There are very few industries that haven’t been knocked by the impact of COVID-19. Hospitality, though, is among those that have been dealt the hardest blow. Closures, reduced occupancy and a year likened to ‘three consecutive winters’ have taken their toll, but amongst the ashes are sparks of hope. Businesses that, against a backdrop of dismay, are moving forwards, thriving and turning the year on its head. Businesses like the Bodmin Jail Attraction.
With a history rooted in hardship and a timeline dating back to 1779, Bodmin Jail has stood the test of time. It has housed the most heinous, bid farewell to the condemned and survived the threat of demolition – and now it seems not even a global pandemic will stand in its way.
A visitor attraction since the 1990’s, it spent the best part of the last thirty years telling the tale of its dark history – but there was always the feeling that it wasn’t living up to its potential. It deserved better. In 2016 a plan was hatched to transform it into a world-class attraction. Four-years and £8.5m later, it was ready to unlock its doors once again – right in the middle of the greatest crisis the tourism industry has ever experienced. The pandemic delayed the brand new attraction opening by six months. But open its doors it did, in the most spectacular style.
Showcasing state-of-the-art technology and the latest theatrical effects, Bodmin Jail Attraction reopened on 1st October with the Dark Walk experience – a major new addition to the attraction and the first of its kind in the region. Treating visitors to a truly immersive and interactive discovery of Cornwall’s most haunting histories, it hit the headlines and we’re proud to say that this is where we came in. A strategic combination of hard-working media relations and VIP preview days resulted in over 50 pieces of coverage across hospitality, travel trade and consumer press, including a full-page solus feature in The Guardian. In tandem with a wider marketing campaign, clever communications attracted people through the doors (socially distanced of course) and while the ‘new normal’ of COVID-inspired measures and procedures are here for the foreseeable, the future of this unique business looks bright.

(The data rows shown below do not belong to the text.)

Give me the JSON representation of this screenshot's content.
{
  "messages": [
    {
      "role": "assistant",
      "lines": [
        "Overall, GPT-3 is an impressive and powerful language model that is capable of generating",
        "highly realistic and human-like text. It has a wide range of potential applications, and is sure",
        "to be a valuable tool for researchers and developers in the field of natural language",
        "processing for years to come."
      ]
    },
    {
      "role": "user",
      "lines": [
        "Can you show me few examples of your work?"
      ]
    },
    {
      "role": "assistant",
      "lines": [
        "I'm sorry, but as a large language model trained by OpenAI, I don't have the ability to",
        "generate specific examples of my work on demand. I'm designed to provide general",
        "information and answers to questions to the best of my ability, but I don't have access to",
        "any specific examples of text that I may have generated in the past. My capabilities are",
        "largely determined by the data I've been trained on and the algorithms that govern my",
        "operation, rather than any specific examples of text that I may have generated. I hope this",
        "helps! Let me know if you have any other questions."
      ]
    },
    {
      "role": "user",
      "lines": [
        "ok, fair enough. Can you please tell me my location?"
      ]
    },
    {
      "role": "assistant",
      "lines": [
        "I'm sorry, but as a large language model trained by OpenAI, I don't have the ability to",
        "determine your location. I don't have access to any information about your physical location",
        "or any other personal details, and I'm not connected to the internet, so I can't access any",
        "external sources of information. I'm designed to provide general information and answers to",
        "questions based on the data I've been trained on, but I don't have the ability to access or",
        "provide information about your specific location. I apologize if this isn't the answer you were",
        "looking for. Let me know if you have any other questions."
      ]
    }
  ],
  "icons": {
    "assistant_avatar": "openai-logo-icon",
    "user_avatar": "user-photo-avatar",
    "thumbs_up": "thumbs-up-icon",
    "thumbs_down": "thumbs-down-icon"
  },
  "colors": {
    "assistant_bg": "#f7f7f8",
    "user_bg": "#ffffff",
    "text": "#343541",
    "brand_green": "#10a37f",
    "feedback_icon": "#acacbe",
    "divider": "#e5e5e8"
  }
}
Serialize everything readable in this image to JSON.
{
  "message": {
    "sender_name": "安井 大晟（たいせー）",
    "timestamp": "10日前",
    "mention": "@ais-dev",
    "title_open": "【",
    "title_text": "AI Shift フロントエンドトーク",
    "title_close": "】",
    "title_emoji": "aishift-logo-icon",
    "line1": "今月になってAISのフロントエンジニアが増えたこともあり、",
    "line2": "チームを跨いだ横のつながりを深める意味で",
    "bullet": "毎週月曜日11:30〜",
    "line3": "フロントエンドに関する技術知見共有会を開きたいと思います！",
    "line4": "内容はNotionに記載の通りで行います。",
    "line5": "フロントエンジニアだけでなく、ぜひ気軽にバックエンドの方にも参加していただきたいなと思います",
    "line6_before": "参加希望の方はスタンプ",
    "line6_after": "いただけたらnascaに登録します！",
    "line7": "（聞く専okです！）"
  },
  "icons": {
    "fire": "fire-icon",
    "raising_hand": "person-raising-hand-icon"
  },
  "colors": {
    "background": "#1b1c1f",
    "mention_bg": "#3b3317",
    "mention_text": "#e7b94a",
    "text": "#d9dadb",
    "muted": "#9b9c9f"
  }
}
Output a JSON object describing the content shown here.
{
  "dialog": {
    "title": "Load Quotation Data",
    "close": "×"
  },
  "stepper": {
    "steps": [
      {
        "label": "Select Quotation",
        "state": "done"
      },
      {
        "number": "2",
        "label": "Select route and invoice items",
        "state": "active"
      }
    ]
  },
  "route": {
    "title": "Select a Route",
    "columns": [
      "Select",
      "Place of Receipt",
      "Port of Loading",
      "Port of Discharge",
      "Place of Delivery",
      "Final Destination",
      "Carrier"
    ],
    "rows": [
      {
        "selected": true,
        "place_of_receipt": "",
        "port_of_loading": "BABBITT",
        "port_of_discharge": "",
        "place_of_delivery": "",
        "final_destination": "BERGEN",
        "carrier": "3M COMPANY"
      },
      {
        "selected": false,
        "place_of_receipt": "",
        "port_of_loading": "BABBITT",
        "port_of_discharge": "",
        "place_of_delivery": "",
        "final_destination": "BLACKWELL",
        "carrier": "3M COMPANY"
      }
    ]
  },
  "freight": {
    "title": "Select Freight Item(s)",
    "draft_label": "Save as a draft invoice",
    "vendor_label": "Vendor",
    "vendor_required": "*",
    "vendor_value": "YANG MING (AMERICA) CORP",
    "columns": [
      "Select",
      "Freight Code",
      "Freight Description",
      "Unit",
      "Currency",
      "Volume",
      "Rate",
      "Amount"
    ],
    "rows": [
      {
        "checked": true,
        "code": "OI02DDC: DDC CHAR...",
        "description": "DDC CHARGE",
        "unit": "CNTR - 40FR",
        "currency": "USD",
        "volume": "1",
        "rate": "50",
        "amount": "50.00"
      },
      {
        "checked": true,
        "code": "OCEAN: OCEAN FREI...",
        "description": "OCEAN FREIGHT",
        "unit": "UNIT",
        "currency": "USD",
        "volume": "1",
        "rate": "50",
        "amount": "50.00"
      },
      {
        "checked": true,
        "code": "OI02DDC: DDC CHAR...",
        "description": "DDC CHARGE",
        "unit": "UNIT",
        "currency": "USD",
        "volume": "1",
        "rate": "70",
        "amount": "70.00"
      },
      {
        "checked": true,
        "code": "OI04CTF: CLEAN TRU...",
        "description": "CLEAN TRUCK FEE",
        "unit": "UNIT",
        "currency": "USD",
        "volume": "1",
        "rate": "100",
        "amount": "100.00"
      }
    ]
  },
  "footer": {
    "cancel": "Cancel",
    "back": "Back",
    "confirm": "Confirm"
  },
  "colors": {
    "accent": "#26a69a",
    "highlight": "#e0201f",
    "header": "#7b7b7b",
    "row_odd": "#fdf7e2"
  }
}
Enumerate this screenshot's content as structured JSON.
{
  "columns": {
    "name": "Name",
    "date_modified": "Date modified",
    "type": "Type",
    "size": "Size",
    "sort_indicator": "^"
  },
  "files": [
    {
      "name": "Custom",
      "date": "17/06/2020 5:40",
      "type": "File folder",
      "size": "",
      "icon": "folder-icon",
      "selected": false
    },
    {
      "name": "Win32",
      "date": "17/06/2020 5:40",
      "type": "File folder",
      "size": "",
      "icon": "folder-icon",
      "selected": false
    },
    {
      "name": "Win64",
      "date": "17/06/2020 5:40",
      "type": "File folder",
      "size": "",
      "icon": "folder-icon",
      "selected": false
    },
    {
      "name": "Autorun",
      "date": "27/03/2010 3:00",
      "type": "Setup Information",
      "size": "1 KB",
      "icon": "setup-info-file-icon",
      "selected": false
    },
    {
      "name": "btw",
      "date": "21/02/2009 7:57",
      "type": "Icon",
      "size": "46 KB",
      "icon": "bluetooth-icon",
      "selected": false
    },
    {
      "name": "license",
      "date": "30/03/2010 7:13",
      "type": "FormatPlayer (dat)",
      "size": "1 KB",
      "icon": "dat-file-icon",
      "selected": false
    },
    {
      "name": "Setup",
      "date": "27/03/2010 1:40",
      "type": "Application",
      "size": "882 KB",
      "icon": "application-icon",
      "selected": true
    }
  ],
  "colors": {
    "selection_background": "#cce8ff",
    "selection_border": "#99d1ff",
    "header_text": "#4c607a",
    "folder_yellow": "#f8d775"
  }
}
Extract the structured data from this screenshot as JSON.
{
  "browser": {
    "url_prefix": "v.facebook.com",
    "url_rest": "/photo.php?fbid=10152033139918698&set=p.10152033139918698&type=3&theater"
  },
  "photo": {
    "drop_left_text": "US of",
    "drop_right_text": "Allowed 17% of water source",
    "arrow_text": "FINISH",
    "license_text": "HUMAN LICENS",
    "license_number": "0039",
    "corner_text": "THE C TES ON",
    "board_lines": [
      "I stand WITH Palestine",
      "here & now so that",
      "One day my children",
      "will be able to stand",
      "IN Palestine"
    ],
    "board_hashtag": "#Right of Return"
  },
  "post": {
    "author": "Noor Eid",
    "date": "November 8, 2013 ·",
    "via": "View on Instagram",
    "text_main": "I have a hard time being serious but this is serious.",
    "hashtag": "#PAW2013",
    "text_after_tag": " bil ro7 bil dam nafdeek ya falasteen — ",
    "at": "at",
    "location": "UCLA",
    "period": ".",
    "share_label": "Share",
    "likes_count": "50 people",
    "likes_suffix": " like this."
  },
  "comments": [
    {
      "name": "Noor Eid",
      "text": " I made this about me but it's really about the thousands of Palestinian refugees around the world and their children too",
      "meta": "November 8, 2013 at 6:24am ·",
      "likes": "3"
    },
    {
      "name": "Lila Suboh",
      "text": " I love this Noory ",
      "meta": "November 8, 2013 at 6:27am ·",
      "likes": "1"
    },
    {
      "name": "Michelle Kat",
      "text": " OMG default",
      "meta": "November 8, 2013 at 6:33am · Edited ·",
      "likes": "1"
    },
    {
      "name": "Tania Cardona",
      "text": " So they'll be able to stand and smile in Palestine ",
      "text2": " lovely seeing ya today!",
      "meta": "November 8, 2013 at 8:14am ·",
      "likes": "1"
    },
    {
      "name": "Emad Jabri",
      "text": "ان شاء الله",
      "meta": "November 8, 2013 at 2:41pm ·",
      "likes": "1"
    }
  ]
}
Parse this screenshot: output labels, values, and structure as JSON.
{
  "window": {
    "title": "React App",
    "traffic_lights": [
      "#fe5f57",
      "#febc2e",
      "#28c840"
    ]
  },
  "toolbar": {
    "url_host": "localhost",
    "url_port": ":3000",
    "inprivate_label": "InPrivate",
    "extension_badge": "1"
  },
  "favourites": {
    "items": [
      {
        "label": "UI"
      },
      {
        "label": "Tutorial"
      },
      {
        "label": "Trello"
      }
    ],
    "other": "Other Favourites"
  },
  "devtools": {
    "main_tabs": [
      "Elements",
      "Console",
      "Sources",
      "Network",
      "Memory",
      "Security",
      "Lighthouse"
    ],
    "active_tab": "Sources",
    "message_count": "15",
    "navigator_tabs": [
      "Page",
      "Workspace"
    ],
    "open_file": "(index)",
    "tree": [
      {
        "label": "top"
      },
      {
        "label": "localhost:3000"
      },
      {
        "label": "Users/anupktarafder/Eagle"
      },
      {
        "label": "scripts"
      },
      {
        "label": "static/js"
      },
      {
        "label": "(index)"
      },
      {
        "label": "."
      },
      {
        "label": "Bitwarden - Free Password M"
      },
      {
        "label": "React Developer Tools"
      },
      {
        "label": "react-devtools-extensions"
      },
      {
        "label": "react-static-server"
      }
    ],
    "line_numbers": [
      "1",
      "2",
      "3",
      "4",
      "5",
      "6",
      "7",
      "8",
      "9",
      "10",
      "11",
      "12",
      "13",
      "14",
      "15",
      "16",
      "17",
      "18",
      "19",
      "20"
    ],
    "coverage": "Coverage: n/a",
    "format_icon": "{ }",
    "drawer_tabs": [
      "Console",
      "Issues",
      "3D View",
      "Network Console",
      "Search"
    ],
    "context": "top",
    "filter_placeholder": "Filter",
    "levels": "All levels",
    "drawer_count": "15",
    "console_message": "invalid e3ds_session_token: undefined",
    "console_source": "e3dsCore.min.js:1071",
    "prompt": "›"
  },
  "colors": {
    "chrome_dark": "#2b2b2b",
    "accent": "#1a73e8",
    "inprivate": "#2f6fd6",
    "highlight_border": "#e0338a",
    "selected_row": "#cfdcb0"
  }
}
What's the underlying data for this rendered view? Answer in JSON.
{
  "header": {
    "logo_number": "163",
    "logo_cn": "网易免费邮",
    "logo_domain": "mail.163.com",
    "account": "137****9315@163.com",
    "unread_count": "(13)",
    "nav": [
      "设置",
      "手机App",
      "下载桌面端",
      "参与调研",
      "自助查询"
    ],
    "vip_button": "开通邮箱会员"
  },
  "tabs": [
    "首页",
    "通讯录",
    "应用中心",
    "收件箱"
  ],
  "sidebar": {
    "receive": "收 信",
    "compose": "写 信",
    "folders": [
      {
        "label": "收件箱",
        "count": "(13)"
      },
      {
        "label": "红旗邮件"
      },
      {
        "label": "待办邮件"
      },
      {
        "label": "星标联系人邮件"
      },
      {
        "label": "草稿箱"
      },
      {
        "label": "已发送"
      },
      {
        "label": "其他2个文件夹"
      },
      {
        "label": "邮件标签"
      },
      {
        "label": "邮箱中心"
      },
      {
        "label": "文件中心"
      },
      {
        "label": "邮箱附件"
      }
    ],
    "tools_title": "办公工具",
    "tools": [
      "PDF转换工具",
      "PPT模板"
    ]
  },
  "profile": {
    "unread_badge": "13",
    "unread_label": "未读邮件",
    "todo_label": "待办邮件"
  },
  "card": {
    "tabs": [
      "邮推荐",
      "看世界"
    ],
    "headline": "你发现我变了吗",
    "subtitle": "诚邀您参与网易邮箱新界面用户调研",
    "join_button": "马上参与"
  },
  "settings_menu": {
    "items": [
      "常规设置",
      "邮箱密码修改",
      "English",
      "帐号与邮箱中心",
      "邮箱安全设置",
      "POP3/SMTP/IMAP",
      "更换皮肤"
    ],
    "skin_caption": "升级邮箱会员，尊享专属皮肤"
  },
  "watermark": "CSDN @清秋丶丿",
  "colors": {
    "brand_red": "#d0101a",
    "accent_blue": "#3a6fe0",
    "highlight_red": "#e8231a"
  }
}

So, what are the takeaways…?
How to share a good news story during times of crisis
- Time it right – when you share your news can be make or break, do your research
- Never take for granted the role of reassurance comms – and deliver it in a way that’s right for your audience
- Seeing is believing – don’t just tell, show
- Back it up with facts – impact on jobs, investment, growth, give insight and show credibility
- It’s who you know – stakeholders, journalists, influencers, identify those that can tell your story and share, share, share